Forecasters said Monday would be the driest day of the week, but rivers could continue to rise as previous rainfall works its way downstream.
Several Thames gauges are currently showing their highest water levels since being installed in the 1980s and 90s.
The Environment Agency’s 14 severe warnings – meaning “danger to life” – are for areas in and around Staines, Egham, Chertsey and Datchet.
Water levels there are expected to rise despite the fact that significant rainfall is not expected during the day.
Armed forces personnel were in the heavily populated area on Sunday night building a 2ft-high (60cm) defence to try to divert the river away from homes.
Howard Davidson, from the Environment Agency, said on Sunday: “The Thames is a big river and it responds to rainfall over many weeks – and the catchment is saturated.
“We are seeing the Thames continue to rise and it will continue to do so, certainly over the next few days and we have further rain forecast over Tuesday and Wednesday.”
Two severe flood warnings remain in place in Somerset, and more than 300 less-serious warnings and alerts have been issued, mostly in southern England and the Midlands.
The Met Office has no rain warnings in place for Monday, but it is warning of ice across much of the UK.
But forecasters say another area of low pressure is expected to reach the UK on Monday night and into Tuesday, bringing more heavy rain.
Peter Sloss, of the BBC Weather Centre, said Monday would be the “driest day of the week” – but he warned there would be 20-40mm (1-2in) of rain for many areas by the end of Thursday.
He said some showers would be wintry, with snow likely on higher ground in Wales, Scotland, Northern Ireland and northern England.
The long-range forecast suggested there could be longer spells of dry weather in the south of England towards the end of the month, he added.
National Rail said the River Thames had flooded at several locations between Staines and Windsor & Eton Riverside stations early on Monday. Trains in the area are cancelled and replacement buses are “not available”.

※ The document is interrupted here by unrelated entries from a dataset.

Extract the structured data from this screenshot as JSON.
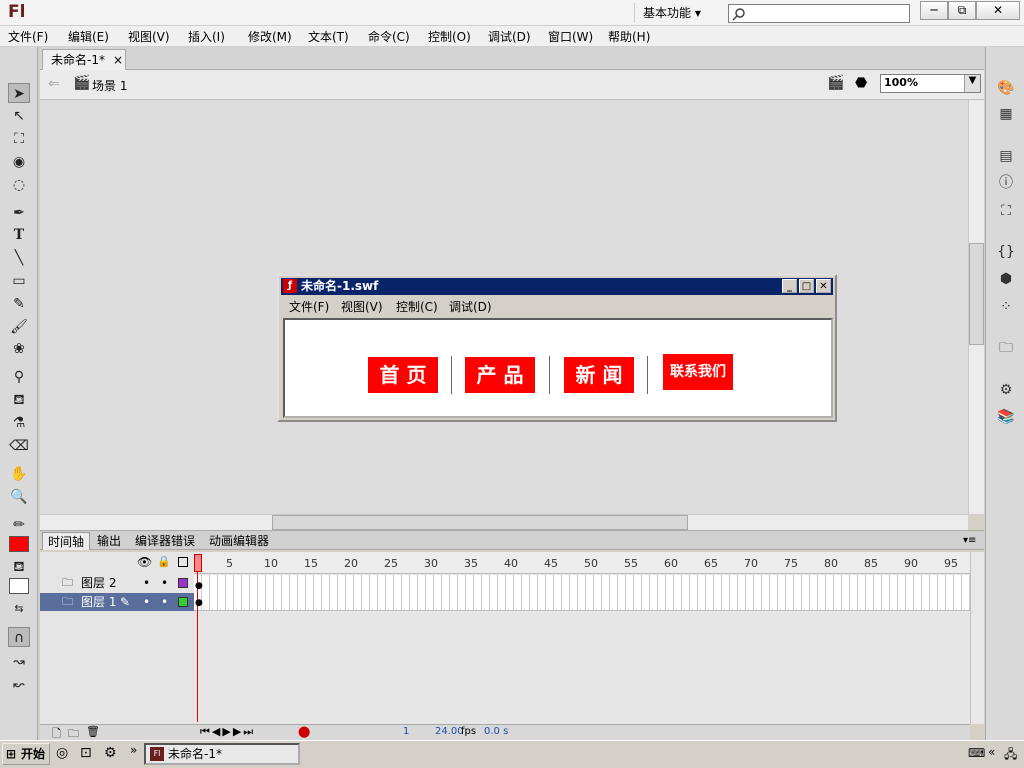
{
  "app": {
    "logo": "Fl",
    "workspace": "基本功能",
    "workspace_arrow": "▾"
  },
  "window_controls": {
    "minimize": "─",
    "restore": "⧉",
    "close": "✕"
  },
  "menubar": [
    "文件(F)",
    "编辑(E)",
    "视图(V)",
    "插入(I)",
    "修改(M)",
    "文本(T)",
    "命令(C)",
    "控制(O)",
    "调试(D)",
    "窗口(W)",
    "帮助(H)"
  ],
  "document": {
    "tab_label": "未命名-1*",
    "tab_close": "×",
    "scene_label": "场景 1",
    "zoom": "100%"
  },
  "swf_window": {
    "title": "未命名-1.swf",
    "menu": [
      "文件(F)",
      "视图(V)",
      "控制(C)",
      "调试(D)"
    ],
    "nav_buttons": [
      "首 页",
      "产 品",
      "新 闻",
      "联系我们"
    ],
    "button_color": "#ff0000"
  },
  "timeline": {
    "tabs": [
      "时间轴",
      "输出",
      "编译器错误",
      "动画编辑器"
    ],
    "ruler": [
      "1",
      "5",
      "10",
      "15",
      "20",
      "25",
      "30",
      "35",
      "40",
      "45",
      "50",
      "55",
      "60",
      "65",
      "70",
      "75",
      "80",
      "85",
      "90",
      "95"
    ],
    "layers": [
      {
        "name": "图层 2",
        "color": "#9933cc",
        "selected": false
      },
      {
        "name": "图层 1",
        "color": "#33cc33",
        "selected": true
      }
    ],
    "current_frame": "1",
    "fps": "24.00",
    "fps_unit": "fps",
    "time": "0.0 s"
  },
  "taskbar": {
    "start_label": "开始",
    "task_label": "未命名-1*",
    "chevron": "»"
  },
  "colors": {
    "stroke": "#000000",
    "fill": "#ff0000",
    "accent": "#0a246a"
  }
}
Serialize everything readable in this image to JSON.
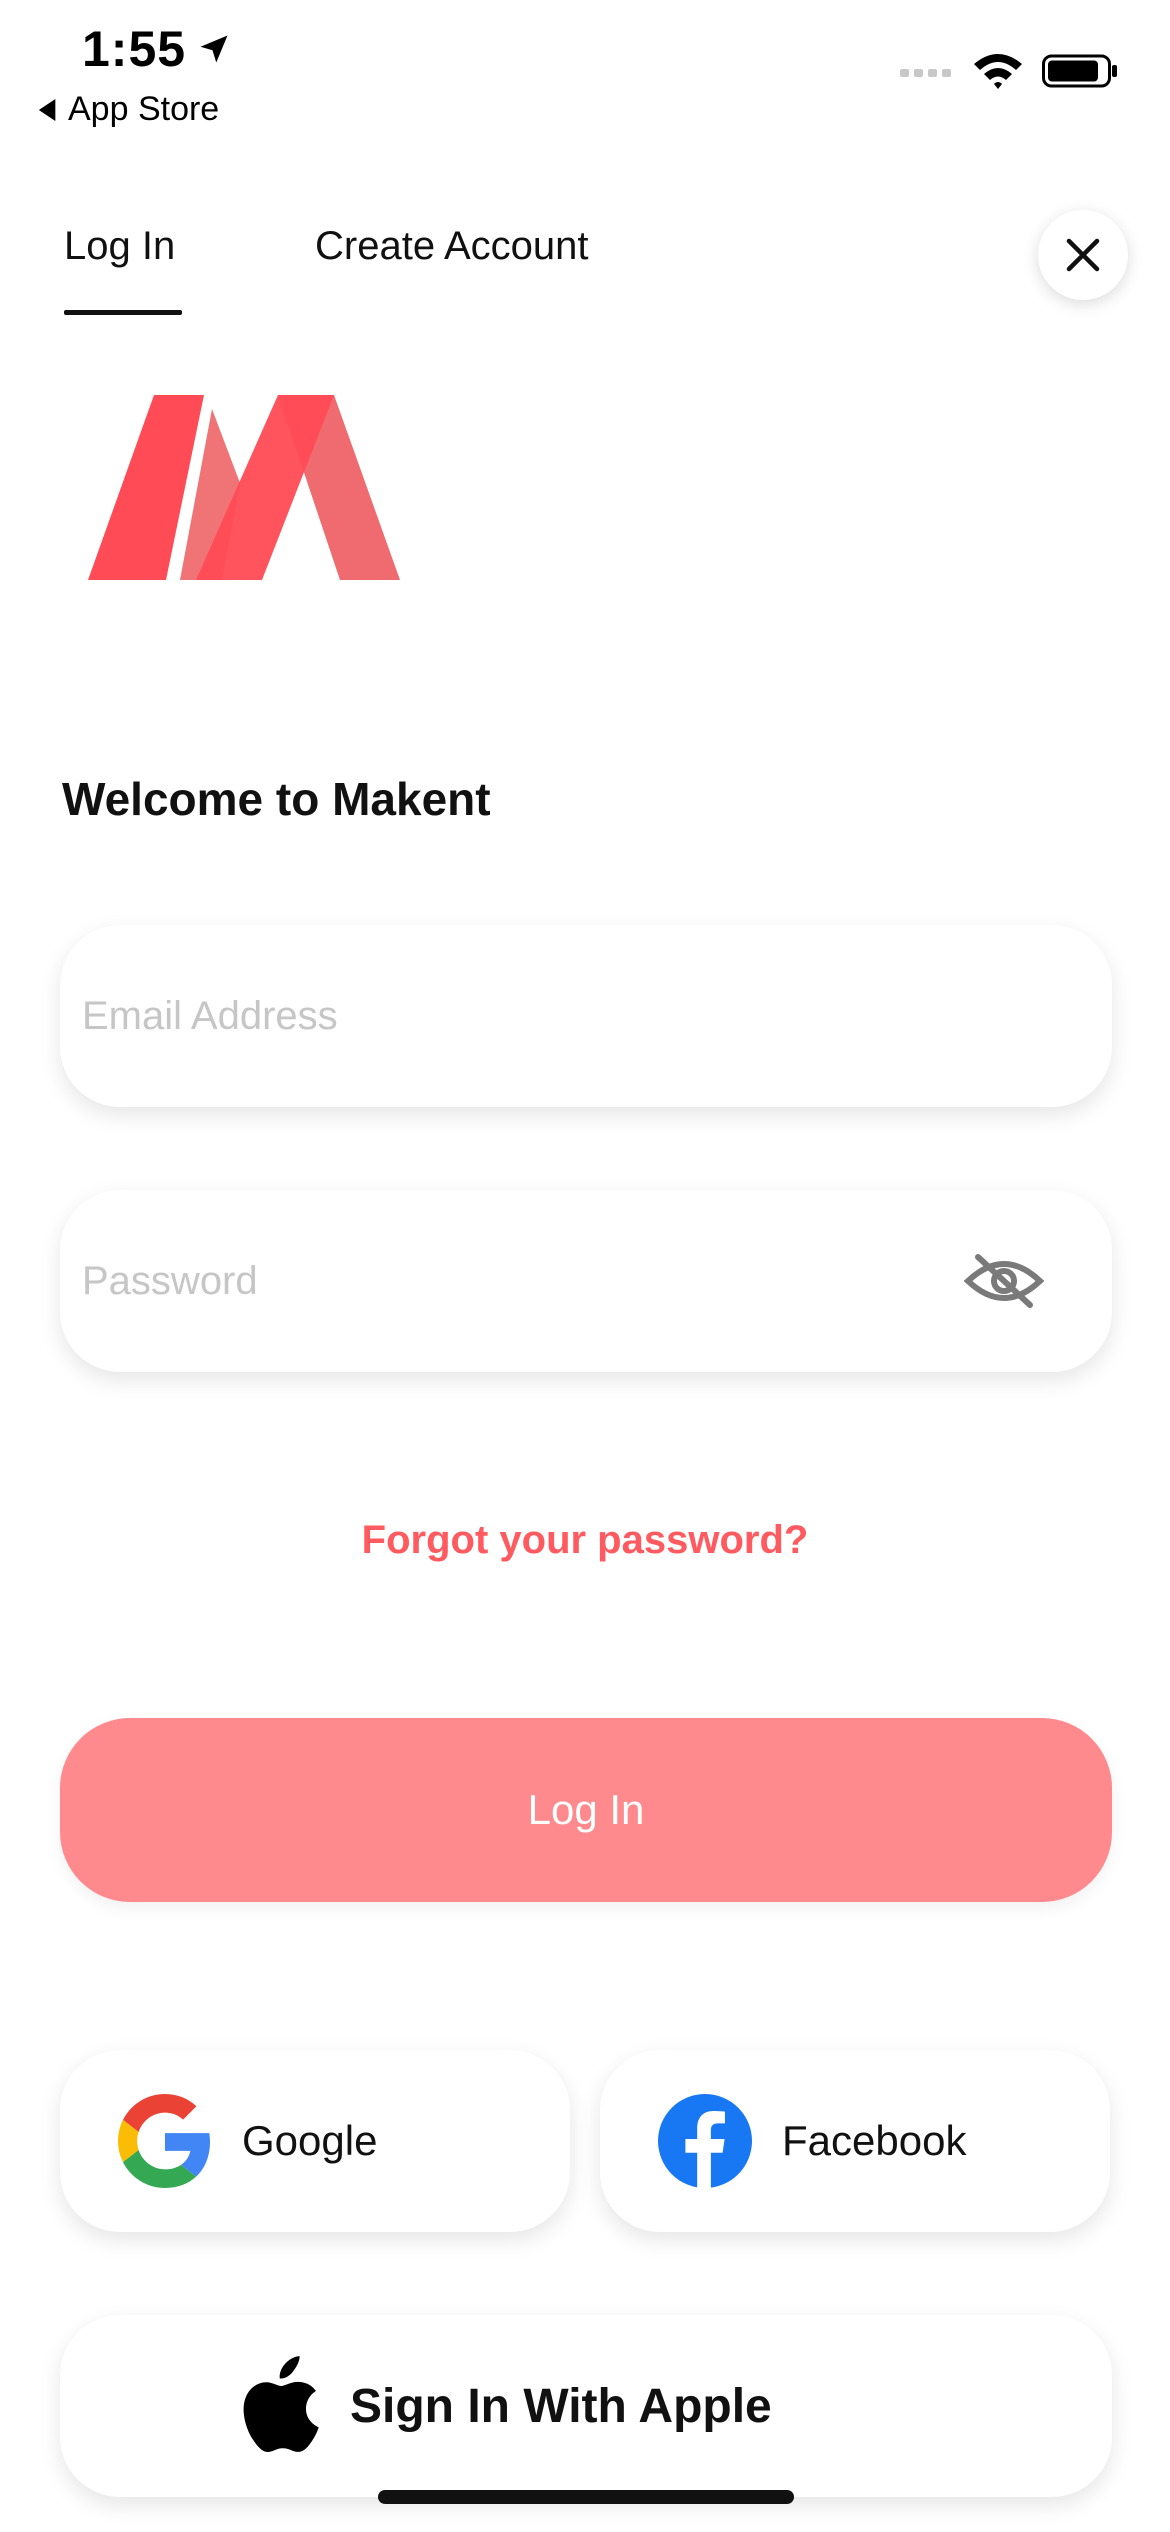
{
  "status_bar": {
    "time": "1:55",
    "back_label": "App Store"
  },
  "tabs": [
    {
      "label": "Log In",
      "active": true
    },
    {
      "label": "Create Account",
      "active": false
    }
  ],
  "brand": {
    "logo_name": "makent-logo",
    "colors": {
      "primary": "#ff4b55",
      "secondary": "#ef6b6f"
    }
  },
  "welcome_text": "Welcome to Makent",
  "form": {
    "email": {
      "placeholder": "Email Address",
      "value": ""
    },
    "password": {
      "placeholder": "Password",
      "value": ""
    }
  },
  "forgot_password": "Forgot your password?",
  "login_button": "Log In",
  "social": {
    "google": "Google",
    "facebook": "Facebook",
    "apple": "Sign In With Apple"
  },
  "accent_color": "#ff5a5f"
}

The main rail route into Devon and Cornwall via Bridgwater remains cut off by problems caused by flooding and storm damage.
The line from Paddington to Exeter via Newbury is expected to reopen later following a drop in flood water levels at Athelney.
The line from Waterloo to Exeter via Yeovil, closed by a landslip at Crewkerne on Saturday, has reopened.
In other developments on Sunday:
- About 20 residents had to be rescued by firefighters from a caravan park next to the River Thames near Northmoor in Oxfordshire which has become flooded for the second time in five weeks
- Rescue teams searching for a kayaker in Powys have a boat. The man has not been seen since 13:00 GMT
- Worcestershire County Council urged people to avoid the centre of Worcester. It closed the main road bridge in the city centre due to flooding as the River Severn rose
- Dutch and US experts attended a meeting in Downing Street to discuss longer term solutions to alleviating flooding and flood risk